A researcher supported by the NIHR Oxford Biomedical Researcher has been recognised by the University of Oxford for work to communicate with children in Africa about the Ebola outbreak.
Dr Matthew Snape was one of 12 winners in the inaugural Vice-Chancellor’s Awards for Public Engagement with Research.
Dr Snape, of the University’s Oxford Vaccine Group, worked with producer Penny Boreham to create a 30-minute radio broadcast in Sierra Leone to address questions about immunisation and Ebola vaccines for young people aged 10 to 18. You can listen to the programme here.
He said: “The format of the programme, in which we addressed questions arising from an interview between local journalist Keziah Gbondo and Abibatu, a 12 year old girl living in the midst of an Ebola disease outbreak, provided us with a fascinating and important insight into what information is most relevant to local children.

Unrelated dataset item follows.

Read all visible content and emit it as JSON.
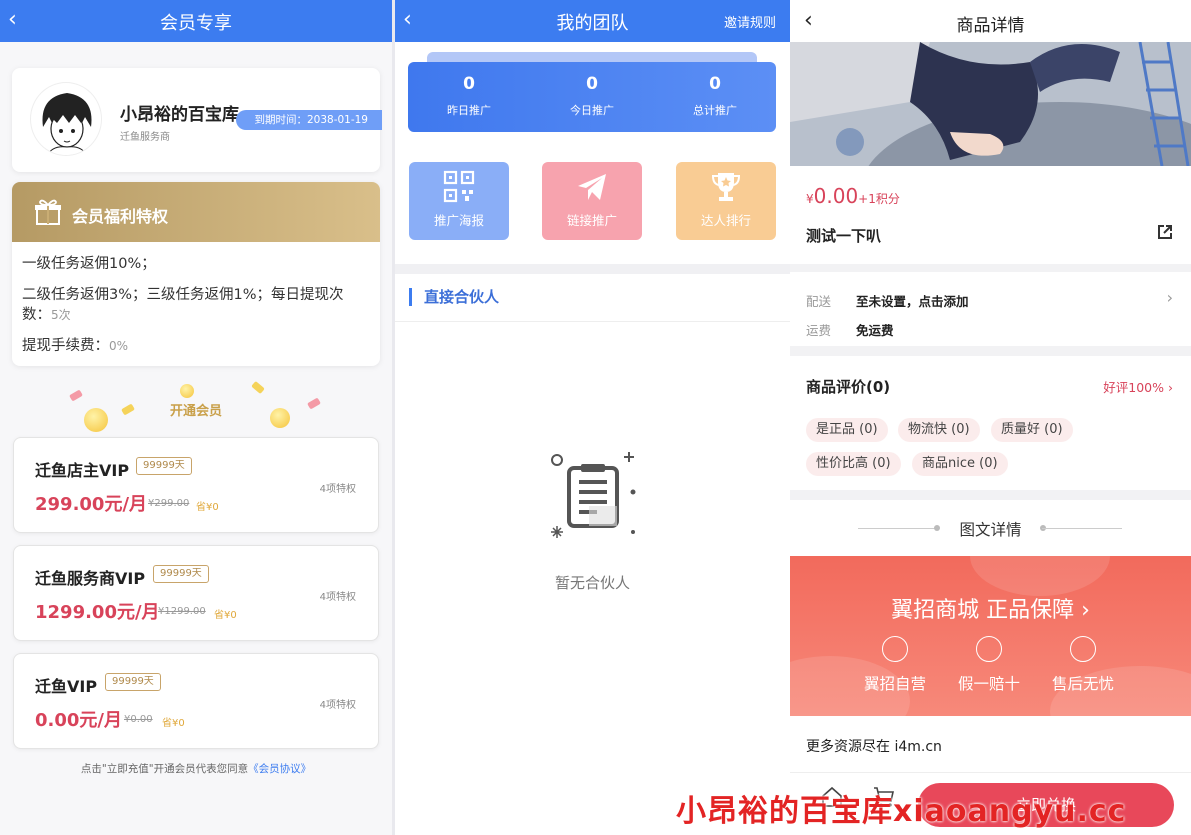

“Insightful questions included the vaccine ingredients and whether the vaccine has been tested in children.
“The purpose of producing the broadcast programme was to increase awareness and understanding of the progress towards vaccines against Ebola virus in school aged children in Sierra Leone.
“We hope that this awareness and understanding will engender more confidence in immunisation programmes in general and, should it be required, any Ebola disease immunisation campaign.”
The winners were announced by Vice-Chancellor, Professor Louise Richardson, in a ceremony at Merton College on Friday, July 1.
Professor Alastair Buchan, Dean of Medicine and Head of the Medical Sciences Division, congratulated five divisional staff who scooped awards.
He said: “They’ve all shown creative ways to engage with new audiences across a board range of research topics.
“It is truly inspiring and I’m sure will encourage others to seek out innovative and exciting ways to co-create value for our society and economy outside of academia – something we all have a responsibility to do.”
The programme was part of the Pikin to Pikin Tok (Child to Child talk) project and a collaboration between the UK human rights agency Child to Child, their partner in Sierra Leona the Pikin to Pikin Movement and the Oxford Vaccine Group, part of the University’s Department of Paediatrics.
Dr Snape is a Consultant in General Paediatrics and Vaccinology at the NIHR Oxford Biomedical Research Centre and the Children’s Hospital Oxford, part of Oxford University Hospitals NHS Foundation Trust.
He is also an Honorary Senior Clinical Lecturer at the Department of Paediatrics, University of Oxford and a Jenner Investigator.